Task instructions — In your reply, restate all of the records below word for word.

──────── Source material

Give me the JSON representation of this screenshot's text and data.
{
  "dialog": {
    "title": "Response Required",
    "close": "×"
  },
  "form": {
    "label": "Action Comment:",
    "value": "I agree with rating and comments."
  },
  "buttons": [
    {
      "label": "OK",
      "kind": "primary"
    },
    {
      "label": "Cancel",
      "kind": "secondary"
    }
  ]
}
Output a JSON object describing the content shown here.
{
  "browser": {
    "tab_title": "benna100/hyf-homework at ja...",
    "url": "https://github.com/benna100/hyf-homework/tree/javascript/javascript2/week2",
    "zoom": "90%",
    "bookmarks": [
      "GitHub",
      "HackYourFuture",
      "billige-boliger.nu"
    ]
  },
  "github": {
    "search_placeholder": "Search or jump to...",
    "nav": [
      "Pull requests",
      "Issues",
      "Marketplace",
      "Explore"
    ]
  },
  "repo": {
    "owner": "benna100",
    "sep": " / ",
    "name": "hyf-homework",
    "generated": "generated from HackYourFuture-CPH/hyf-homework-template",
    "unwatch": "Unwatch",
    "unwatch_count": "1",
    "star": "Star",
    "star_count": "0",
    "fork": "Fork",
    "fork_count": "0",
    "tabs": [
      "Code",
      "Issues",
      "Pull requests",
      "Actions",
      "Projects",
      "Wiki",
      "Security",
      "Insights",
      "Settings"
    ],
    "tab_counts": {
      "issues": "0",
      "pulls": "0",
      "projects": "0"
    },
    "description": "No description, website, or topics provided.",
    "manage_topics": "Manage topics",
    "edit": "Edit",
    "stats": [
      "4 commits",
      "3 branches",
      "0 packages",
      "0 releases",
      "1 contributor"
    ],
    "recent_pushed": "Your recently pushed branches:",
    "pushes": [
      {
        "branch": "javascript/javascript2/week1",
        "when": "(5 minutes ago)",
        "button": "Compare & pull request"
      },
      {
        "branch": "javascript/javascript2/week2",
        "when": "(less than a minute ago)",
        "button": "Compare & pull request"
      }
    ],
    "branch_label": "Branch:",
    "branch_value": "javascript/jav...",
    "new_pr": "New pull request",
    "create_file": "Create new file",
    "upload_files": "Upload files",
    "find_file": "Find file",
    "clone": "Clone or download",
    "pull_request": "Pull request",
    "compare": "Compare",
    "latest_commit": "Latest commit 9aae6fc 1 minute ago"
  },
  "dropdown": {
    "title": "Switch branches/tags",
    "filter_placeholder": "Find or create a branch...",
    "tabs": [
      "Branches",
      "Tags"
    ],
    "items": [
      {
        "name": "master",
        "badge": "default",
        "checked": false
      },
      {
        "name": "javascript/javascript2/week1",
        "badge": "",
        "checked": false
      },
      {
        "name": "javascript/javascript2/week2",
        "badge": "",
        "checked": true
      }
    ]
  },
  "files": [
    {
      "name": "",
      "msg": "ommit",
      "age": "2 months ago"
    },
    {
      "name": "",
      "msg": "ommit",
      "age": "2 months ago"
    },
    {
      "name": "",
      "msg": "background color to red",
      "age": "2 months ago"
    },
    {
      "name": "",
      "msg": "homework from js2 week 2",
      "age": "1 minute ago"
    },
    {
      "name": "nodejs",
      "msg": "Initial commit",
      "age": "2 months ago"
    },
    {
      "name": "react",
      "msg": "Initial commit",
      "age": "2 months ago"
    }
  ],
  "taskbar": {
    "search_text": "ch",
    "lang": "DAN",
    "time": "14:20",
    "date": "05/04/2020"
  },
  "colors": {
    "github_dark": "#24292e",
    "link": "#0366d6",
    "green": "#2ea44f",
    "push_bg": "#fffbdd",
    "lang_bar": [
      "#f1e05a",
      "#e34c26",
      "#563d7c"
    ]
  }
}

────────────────

Your response —
Give me the JSON representation of this screenshot's text and data.
{
  "dialog": {
    "title": "Response Required",
    "close": "×"
  },
  "form": {
    "label": "Action Comment:",
    "value": "I agree with rating and comments."
  },
  "buttons": [
    {
      "label": "OK",
      "kind": "primary"
    },
    {
      "label": "Cancel",
      "kind": "secondary"
    }
  ]
}
Output a JSON object describing the content shown here.
{
  "browser": {
    "tab_title": "benna100/hyf-homework at ja...",
    "url": "https://github.com/benna100/hyf-homework/tree/javascript/javascript2/week2",
    "zoom": "90%",
    "bookmarks": [
      "GitHub",
      "HackYourFuture",
      "billige-boliger.nu"
    ]
  },
  "github": {
    "search_placeholder": "Search or jump to...",
    "nav": [
      "Pull requests",
      "Issues",
      "Marketplace",
      "Explore"
    ]
  },
  "repo": {
    "owner": "benna100",
    "sep": " / ",
    "name": "hyf-homework",
    "generated": "generated from HackYourFuture-CPH/hyf-homework-template",
    "unwatch": "Unwatch",
    "unwatch_count": "1",
    "star": "Star",
    "star_count": "0",
    "fork": "Fork",
    "fork_count": "0",
    "tabs": [
      "Code",
      "Issues",
      "Pull requests",
      "Actions",
      "Projects",
      "Wiki",
      "Security",
      "Insights",
      "Settings"
    ],
    "tab_counts": {
      "issues": "0",
      "pulls": "0",
      "projects": "0"
    },
    "description": "No description, website, or topics provided.",
    "manage_topics": "Manage topics",
    "edit": "Edit",
    "stats": [
      "4 commits",
      "3 branches",
      "0 packages",
      "0 releases",
      "1 contributor"
    ],
    "recent_pushed": "Your recently pushed branches:",
    "pushes": [
      {
        "branch": "javascript/javascript2/week1",
        "when": "(5 minutes ago)",
        "button": "Compare & pull request"
      },
      {
        "branch": "javascript/javascript2/week2",
        "when": "(less than a minute ago)",
        "button": "Compare & pull request"
      }
    ],
    "branch_label": "Branch:",
    "branch_value": "javascript/jav...",
    "new_pr": "New pull request",
    "create_file": "Create new file",
    "upload_files": "Upload files",
    "find_file": "Find file",
    "clone": "Clone or download",
    "pull_request": "Pull request",
    "compare": "Compare",
    "latest_commit": "Latest commit 9aae6fc 1 minute ago"
  },
  "dropdown": {
    "title": "Switch branches/tags",
    "filter_placeholder": "Find or create a branch...",
    "tabs": [
      "Branches",
      "Tags"
    ],
    "items": [
      {
        "name": "master",
        "badge": "default",
        "checked": false
      },
      {
        "name": "javascript/javascript2/week1",
        "badge": "",
        "checked": false
      },
      {
        "name": "javascript/javascript2/week2",
        "badge": "",
        "checked": true
      }
    ]
  },
  "files": [
    {
      "name": "",
      "msg": "ommit",
      "age": "2 months ago"
    },
    {
      "name": "",
      "msg": "ommit",
      "age": "2 months ago"
    },
    {
      "name": "",
      "msg": "background color to red",
      "age": "2 months ago"
    },
    {
      "name": "",
      "msg": "homework from js2 week 2",
      "age": "1 minute ago"
    },
    {
      "name": "nodejs",
      "msg": "Initial commit",
      "age": "2 months ago"
    },
    {
      "name": "react",
      "msg": "Initial commit",
      "age": "2 months ago"
    }
  ],
  "taskbar": {
    "search_text": "ch",
    "lang": "DAN",
    "time": "14:20",
    "date": "05/04/2020"
  },
  "colors": {
    "github_dark": "#24292e",
    "link": "#0366d6",
    "green": "#2ea44f",
    "push_bg": "#fffbdd",
    "lang_bar": [
      "#f1e05a",
      "#e34c26",
      "#563d7c"
    ]
  }
}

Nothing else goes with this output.